Preparing to celebrate Thanksgiving, favorite U.S. holiday (for we must always be thankful for blessings), it is well for us to recall the history and myth in which it is clothed and reflect upon it.
If in 1621 "Tisquantum" or "Squanto" of the Wampanoag nation, who as a boy or youth was taken as a slave to England fifteen years before the “Pilgrims” came to America, helped the ill-provided colonists and with his tribe celebrated thanksgiving with Miles Standish and the colonists of Plymouth Plantation, it was because the Algonkian tribes were generous and held six thanks-giving festivals during the year (that one being their 5th one of the year.) They brought most of the food, including four wild turkeys, for the feasting.
But it seems that, as William B. Newell, a Penobscot Indian and former chairman of the Anthropology department at the University of Connecticut, points out, the first officially declared Thanksgiving Day by the Governor of the then Massachusetts Bay Colony was the day following the slaughtering of a Pequot village of 700 men, women, and children who were celebrating their annual Green Corn Dance, in June 1637 executed under the command of one John Underhill and documented by William Branford.
In fact, a proclamation of such a holiday recorded in Charlestown, Massachusetts, thirty-nine years later, June 20, 1676, refers to the indigenous peoples of this land as “the Enemy” in “the present Warr with the Heathen Natives of this land.” And the governing council of Charlestown, Massachusetts set June 29 to thank the god of the Puritan “pilgrims” for “giving us especially of late with many of our Confederates many signal Advantages against them [the indigenous people],” thankful “when our Enemies are in any measure disappointed or destroyed.”

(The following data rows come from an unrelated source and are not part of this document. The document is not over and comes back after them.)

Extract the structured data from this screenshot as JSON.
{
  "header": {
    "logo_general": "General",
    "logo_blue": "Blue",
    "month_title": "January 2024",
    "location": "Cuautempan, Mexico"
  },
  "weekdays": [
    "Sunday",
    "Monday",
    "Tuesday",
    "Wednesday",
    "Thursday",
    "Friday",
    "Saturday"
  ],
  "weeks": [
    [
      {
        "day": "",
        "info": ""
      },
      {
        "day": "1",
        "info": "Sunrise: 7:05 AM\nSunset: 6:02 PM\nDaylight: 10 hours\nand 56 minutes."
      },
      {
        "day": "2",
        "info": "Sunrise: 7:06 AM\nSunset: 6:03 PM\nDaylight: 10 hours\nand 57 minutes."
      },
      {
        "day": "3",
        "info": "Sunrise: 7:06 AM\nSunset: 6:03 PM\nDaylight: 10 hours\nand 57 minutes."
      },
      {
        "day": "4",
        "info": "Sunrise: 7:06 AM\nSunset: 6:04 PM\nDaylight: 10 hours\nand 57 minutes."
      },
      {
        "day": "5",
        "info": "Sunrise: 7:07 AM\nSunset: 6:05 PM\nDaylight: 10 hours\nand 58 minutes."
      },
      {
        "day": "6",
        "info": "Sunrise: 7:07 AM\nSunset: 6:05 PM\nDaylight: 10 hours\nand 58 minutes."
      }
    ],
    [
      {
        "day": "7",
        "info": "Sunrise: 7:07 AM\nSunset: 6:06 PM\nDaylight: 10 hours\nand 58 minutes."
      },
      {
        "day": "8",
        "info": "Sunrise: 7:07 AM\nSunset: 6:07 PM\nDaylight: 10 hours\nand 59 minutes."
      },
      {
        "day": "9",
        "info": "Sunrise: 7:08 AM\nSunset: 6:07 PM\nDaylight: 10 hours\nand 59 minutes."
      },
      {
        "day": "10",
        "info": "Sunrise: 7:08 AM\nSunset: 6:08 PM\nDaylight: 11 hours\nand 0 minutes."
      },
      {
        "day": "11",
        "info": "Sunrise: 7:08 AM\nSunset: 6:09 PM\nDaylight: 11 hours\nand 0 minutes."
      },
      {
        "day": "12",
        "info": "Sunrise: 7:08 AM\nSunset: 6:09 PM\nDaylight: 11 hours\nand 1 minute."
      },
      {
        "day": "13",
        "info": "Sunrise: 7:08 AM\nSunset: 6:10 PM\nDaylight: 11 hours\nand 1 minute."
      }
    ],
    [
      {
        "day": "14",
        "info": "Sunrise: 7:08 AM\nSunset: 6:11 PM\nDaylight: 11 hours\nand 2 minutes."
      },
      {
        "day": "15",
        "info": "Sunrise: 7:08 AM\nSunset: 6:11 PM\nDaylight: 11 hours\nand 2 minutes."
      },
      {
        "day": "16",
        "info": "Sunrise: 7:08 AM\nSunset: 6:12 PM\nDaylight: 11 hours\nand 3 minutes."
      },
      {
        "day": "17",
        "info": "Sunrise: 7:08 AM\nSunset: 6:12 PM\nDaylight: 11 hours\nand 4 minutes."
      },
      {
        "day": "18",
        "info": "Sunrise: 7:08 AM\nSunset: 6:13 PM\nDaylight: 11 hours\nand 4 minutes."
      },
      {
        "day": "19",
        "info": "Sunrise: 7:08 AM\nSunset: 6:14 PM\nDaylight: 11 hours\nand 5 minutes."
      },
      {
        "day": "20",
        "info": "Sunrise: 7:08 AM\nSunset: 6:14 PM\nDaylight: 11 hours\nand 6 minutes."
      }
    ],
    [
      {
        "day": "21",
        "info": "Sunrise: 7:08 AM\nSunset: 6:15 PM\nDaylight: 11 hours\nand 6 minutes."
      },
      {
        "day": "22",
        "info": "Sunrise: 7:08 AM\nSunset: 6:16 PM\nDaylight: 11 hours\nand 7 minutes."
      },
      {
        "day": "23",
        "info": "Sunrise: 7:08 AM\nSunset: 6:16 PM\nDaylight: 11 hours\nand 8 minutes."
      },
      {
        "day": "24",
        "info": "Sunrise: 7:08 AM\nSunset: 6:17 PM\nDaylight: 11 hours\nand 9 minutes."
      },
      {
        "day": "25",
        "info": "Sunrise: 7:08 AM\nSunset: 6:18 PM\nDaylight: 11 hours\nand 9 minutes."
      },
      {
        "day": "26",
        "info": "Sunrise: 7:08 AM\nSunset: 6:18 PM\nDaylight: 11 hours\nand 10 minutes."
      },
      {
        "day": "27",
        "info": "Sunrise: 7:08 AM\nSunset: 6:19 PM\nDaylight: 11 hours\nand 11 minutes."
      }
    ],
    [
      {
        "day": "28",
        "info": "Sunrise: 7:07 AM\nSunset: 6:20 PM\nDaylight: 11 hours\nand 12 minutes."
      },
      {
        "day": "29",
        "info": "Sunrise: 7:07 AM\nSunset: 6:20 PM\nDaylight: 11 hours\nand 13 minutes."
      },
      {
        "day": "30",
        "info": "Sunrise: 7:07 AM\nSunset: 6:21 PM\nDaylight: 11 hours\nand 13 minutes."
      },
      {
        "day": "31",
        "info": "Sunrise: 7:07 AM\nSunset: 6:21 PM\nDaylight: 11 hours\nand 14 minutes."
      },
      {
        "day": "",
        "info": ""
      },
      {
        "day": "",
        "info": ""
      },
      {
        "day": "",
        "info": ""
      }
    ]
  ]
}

It first became a national holiday declared such by George Washington in 1789 for November 26. Abraham Lincoln revived the custom in 1863, and Congress decreed the holiday should fall on the fourth Thursday of November in 1941. And so it is, a holiday with antecedents in the remotest times of human history and burdened with national myth and fact, piety and villainy more often than not inextricably intertwined.
Since 1969 or 70 on San Francisco Bay, the day is begun at sunrise with American Indian ceremony at the gathering of the tribes on the island of Alcatraz as reminder of the history of this land — and as rededication to changing its course for the better.
Feasting with family and friends in thanks for the blessings of life, Thanksgiving is a holiday of celebration whose joy is marred by a consciousness of our nation in continual war and destruction of the Earth. The government (we, if we tolerate it) not only wages war unjustly, unlawfully, justifying itself through lies and deceit, but violates the U. S. Constitution and Bill of Rights so that our civil rights and liberties are less and less guaranteed. The wealth of the nation is concentrated in the hands of the one per cent rich and powerful, and most of our people will celebrate this day with less wealth, less security, less freedom, less learning, than thirty-four years ago. And the struggle to create a democracy continues. Now under even more difficult conditions.
In the midst of this pain and exasperation, we must give thanks for the gifts of life and the sustenance of the great Mother the Earth. And for each other, and all our relations the other animals, the plants, the minerals. We give thanks mindful that in our gratitude we must also raise our voices in the name of justice and peace resolved to make amends and undertake healing knowing that gratitude for that which we enjoy at the expense and suffering of our brothers and sisters is blasphemous and unacceptable.